══ ENTRIES SHOWN

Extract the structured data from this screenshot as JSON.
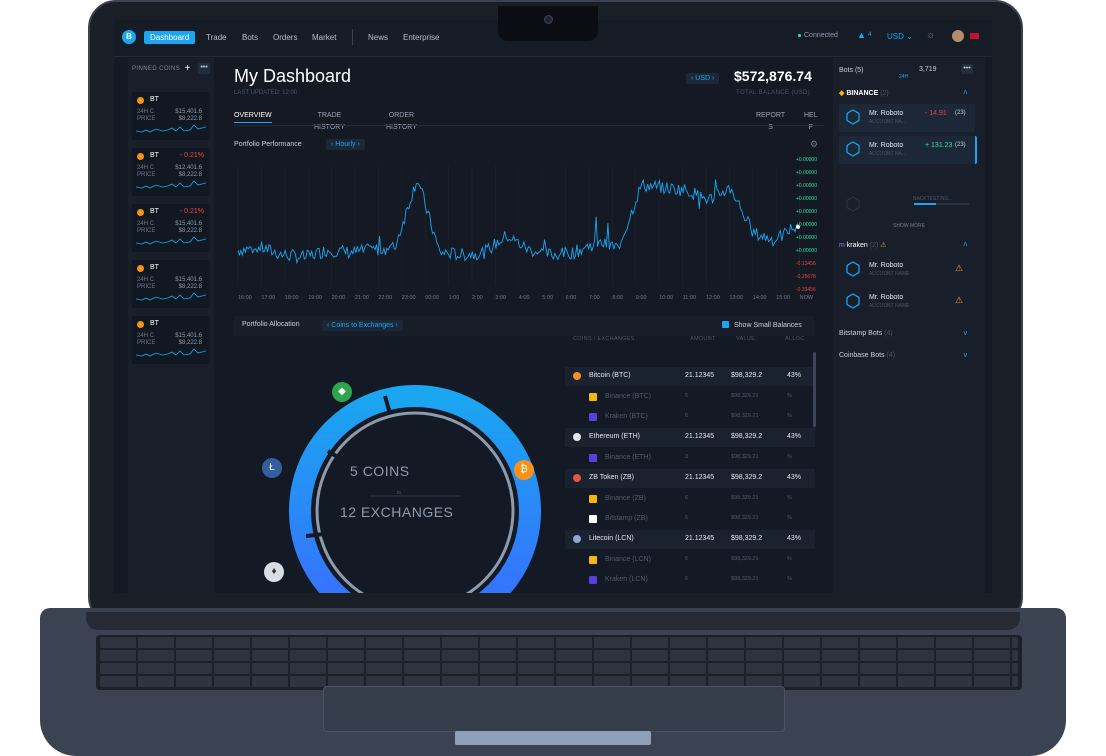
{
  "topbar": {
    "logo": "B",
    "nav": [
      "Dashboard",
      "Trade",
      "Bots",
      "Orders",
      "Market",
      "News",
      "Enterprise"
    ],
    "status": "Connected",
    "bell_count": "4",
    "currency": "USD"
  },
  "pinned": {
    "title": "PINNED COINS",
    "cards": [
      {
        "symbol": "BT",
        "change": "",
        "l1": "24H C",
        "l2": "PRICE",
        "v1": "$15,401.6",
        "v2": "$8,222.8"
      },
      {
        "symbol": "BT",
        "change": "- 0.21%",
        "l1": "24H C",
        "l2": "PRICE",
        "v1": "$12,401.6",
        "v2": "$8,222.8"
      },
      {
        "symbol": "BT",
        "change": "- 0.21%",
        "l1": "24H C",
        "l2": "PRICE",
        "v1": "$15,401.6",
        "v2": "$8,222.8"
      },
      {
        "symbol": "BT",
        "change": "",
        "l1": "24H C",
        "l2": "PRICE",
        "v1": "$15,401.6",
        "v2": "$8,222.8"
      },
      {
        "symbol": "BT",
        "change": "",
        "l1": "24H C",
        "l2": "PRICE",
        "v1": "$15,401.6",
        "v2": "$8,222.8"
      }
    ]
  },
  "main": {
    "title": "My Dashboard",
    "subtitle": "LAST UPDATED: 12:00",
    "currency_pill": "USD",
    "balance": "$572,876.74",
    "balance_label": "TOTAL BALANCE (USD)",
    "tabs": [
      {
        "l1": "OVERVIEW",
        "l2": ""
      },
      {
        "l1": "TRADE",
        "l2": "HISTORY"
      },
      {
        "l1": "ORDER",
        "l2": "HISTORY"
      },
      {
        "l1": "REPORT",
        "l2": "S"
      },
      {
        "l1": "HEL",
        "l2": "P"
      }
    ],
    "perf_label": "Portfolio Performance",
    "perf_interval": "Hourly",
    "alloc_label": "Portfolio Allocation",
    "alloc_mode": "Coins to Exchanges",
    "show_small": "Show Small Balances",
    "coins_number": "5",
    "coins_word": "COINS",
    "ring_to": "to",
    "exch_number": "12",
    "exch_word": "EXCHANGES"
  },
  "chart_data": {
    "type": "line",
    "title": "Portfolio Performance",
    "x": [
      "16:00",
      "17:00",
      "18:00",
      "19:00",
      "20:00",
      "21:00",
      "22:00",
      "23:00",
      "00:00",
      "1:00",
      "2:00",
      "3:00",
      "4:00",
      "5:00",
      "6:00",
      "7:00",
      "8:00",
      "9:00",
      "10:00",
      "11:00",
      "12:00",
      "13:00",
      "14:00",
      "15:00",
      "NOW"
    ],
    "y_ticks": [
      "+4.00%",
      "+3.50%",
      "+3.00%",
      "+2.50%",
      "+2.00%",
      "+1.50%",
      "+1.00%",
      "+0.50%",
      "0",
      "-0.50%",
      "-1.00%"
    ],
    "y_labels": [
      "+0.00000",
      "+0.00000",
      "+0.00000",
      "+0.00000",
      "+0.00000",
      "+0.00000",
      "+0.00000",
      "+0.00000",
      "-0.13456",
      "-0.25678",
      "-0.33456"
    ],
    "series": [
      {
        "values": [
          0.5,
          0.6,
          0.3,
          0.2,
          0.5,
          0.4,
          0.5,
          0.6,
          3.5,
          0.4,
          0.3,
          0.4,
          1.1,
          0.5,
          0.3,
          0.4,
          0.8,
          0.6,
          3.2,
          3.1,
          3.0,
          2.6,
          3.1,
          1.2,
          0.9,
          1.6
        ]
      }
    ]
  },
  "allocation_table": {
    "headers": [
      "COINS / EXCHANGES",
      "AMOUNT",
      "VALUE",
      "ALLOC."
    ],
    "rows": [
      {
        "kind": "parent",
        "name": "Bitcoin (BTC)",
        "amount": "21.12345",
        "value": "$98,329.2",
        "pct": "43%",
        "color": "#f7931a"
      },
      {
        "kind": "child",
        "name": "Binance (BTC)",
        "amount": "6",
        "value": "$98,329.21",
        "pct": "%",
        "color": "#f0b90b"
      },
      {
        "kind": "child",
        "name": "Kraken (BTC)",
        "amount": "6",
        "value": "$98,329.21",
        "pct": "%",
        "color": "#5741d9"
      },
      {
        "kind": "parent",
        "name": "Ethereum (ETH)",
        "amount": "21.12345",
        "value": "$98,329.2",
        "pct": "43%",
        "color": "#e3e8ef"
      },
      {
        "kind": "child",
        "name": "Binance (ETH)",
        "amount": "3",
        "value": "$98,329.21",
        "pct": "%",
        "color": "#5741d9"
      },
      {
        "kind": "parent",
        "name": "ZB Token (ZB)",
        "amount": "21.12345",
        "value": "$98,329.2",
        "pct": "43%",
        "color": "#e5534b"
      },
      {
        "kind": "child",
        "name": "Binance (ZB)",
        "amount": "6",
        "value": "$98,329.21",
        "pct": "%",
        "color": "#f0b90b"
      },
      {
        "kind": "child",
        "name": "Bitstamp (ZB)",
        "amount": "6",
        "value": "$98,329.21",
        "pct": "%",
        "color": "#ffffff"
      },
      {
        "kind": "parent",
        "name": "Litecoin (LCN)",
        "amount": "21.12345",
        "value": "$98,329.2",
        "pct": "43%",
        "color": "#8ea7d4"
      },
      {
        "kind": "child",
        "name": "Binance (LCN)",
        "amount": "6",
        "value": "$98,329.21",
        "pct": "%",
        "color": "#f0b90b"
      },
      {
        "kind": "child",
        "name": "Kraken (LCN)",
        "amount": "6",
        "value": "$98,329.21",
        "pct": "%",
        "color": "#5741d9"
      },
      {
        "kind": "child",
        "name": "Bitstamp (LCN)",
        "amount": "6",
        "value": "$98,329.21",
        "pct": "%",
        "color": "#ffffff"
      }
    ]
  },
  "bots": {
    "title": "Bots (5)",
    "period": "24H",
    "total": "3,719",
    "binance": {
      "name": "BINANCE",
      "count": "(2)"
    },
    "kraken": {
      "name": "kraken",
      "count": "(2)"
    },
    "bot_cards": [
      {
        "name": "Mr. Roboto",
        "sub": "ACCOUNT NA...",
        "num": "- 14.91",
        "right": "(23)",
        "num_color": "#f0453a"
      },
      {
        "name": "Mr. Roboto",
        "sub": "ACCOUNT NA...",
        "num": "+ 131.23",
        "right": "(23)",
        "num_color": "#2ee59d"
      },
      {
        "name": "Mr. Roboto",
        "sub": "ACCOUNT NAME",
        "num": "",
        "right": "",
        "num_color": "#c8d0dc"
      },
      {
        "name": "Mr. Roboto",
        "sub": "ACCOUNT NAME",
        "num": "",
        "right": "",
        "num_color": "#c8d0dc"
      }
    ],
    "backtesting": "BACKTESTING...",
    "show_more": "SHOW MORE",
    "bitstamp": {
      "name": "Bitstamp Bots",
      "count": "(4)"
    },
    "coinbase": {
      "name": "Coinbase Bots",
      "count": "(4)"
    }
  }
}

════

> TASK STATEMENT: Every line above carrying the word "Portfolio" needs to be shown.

> THE COMPLETED TASK:
    "perf_label": "Portfolio Performance",
    "alloc_label": "Portfolio Allocation",
    "title": "Portfolio Performance",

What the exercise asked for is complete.